Nigeria's Uche Amazigo Wins Big Award for Public Health

From VOA Learning English, this is the Health Report in Special English.

Nigerian doctor Uche Amazigo has received the Prince Mahidol Award for outstanding efforts in public health. Dr. Amazigo recently traveled to Thailand to receive the award. She has been a leader in sub-Saharan Africa in the fight against the disease known as river blindness.

The disease begins [when people are bitten by the black flies [that spread the infection]]. The disease is known as river blindness [because the flies live near fast-moving rivers and streams]. Tiny worms spread throughout the body. This incites the body's immune system to attempt to fight the invaders. But the body's intense response can destroy the eye nerves. The infection can cause not only blindness. It also causes a painful skin disease.

The cause of river blindness was first identified in Guatemala almost 100 years ago. The disease continues to be a serious health problem in many African nations and in Yemen. Medical treatment lasting as long as 20 years is necessary to keep victims free from the parasite [that causes the disease].

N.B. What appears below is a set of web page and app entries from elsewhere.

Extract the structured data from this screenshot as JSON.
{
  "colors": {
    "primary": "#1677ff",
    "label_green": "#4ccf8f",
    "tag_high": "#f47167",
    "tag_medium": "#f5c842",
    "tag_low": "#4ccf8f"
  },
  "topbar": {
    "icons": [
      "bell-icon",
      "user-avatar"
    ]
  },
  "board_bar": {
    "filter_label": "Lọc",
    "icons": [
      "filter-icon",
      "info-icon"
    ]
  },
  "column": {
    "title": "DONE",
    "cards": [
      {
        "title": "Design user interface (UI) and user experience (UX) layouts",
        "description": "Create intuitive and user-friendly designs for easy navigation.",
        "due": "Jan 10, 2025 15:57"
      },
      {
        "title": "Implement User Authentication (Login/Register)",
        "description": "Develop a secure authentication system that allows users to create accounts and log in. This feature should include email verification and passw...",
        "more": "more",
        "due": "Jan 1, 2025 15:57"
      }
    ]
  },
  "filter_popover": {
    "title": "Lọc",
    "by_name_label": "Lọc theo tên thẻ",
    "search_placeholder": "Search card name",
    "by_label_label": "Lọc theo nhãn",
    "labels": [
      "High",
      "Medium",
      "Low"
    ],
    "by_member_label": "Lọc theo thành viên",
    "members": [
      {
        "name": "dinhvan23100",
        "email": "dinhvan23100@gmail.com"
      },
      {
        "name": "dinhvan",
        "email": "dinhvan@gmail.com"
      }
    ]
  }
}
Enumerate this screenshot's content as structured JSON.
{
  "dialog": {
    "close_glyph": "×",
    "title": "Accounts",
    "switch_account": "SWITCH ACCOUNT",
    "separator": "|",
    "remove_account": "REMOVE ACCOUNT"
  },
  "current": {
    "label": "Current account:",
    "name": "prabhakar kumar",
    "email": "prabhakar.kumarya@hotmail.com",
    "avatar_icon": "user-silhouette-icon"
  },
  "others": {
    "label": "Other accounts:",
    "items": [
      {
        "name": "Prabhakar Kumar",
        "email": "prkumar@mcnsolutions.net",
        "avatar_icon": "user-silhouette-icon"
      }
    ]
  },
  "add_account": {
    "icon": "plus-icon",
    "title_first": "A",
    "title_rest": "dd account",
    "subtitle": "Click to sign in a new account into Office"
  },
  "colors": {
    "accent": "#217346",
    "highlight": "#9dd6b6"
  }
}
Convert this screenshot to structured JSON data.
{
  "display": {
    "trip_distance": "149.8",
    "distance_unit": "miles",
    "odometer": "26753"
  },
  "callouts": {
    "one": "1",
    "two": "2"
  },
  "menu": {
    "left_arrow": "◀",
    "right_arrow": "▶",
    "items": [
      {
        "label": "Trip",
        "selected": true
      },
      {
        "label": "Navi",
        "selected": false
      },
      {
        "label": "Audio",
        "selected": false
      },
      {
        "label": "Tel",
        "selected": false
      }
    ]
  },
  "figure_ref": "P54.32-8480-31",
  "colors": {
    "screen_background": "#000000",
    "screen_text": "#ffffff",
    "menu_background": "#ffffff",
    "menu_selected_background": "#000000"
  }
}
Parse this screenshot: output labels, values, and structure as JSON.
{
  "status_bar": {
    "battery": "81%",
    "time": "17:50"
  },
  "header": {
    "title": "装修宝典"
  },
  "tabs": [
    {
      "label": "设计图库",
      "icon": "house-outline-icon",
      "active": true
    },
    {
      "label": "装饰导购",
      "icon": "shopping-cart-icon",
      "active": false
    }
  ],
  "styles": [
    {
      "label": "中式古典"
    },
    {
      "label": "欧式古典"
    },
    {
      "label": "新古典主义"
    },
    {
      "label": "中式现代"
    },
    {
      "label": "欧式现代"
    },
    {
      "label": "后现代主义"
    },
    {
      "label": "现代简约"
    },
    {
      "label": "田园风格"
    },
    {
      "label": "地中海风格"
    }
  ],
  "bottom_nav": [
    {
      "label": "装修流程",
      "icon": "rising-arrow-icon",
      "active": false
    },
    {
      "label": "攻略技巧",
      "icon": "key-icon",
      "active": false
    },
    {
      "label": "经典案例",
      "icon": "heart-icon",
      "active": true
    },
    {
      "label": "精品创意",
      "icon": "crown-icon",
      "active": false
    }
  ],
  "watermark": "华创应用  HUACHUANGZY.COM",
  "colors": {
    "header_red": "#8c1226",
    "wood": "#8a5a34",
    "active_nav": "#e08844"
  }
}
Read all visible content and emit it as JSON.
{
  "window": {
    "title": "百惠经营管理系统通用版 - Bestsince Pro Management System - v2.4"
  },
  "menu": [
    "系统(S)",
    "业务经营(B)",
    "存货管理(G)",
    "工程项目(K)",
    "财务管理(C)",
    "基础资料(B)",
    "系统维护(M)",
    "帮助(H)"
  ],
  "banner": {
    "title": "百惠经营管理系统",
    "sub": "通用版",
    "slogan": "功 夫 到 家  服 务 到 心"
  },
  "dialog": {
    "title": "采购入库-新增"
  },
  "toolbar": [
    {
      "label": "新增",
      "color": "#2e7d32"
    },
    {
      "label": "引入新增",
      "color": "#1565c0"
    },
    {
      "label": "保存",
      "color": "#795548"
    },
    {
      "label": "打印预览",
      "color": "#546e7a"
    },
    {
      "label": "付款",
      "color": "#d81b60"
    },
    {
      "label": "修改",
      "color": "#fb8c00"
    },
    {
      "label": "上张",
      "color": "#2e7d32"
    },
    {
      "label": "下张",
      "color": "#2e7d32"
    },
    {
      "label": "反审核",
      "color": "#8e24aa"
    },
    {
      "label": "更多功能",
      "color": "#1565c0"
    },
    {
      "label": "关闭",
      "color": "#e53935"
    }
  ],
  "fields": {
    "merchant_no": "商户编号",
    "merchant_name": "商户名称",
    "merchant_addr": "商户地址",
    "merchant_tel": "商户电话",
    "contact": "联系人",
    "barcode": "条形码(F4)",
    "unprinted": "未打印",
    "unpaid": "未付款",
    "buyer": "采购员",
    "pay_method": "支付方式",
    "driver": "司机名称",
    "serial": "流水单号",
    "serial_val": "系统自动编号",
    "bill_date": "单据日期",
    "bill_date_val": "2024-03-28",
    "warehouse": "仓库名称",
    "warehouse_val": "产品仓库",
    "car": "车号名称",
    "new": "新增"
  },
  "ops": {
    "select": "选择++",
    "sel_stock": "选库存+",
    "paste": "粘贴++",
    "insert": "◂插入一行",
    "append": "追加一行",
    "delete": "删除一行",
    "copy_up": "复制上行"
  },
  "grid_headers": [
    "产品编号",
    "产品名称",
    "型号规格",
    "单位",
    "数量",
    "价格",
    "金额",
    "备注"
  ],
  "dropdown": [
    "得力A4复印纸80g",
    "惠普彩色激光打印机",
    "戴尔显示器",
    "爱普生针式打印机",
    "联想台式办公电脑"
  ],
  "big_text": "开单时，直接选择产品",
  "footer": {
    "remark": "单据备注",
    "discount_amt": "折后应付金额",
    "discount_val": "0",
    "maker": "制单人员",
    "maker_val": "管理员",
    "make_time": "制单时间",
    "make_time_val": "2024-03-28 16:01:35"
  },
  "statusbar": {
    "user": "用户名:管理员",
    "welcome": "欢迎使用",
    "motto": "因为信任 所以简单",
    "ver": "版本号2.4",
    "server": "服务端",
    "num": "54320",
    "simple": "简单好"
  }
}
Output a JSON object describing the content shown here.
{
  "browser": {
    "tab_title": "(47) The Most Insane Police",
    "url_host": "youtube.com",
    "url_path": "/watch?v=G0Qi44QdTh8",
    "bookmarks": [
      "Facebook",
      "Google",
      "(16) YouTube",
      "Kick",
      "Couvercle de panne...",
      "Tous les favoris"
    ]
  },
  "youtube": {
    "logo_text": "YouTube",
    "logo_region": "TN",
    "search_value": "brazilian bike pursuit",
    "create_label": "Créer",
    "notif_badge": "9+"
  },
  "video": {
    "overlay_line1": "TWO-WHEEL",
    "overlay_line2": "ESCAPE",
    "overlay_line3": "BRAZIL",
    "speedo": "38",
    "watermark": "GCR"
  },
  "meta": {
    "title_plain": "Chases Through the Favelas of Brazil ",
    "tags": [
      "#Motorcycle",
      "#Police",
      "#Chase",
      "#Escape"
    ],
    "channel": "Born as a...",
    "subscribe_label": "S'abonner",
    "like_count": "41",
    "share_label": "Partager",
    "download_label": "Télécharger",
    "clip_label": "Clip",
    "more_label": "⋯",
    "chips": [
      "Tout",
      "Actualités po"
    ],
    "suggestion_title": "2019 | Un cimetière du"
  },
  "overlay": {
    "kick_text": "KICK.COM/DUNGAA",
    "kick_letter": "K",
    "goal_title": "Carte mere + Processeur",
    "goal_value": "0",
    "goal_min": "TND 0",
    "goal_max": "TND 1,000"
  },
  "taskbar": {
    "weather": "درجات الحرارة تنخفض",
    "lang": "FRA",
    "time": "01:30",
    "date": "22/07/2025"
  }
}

Dr. Amazigo is a former director of the World Health Organization's African Program for Onchocerciasis Control. That is the medical name for river blindness. Dr. Amazigo organized local treatment programs in communities. Now, 117,000 communities under 19 African governments treat the disease locally.

In 1987, the drug manufacturer Merck launched a program to provide a medicine called ivermectin to everyone affected by the disease. The company said [it would provide the treatment for free, as long as necessary, through the community-directed program].

For VOA Learning English, I'm Carolyn Presutti. (Adapted from a radio program broadcast 20Feb2013)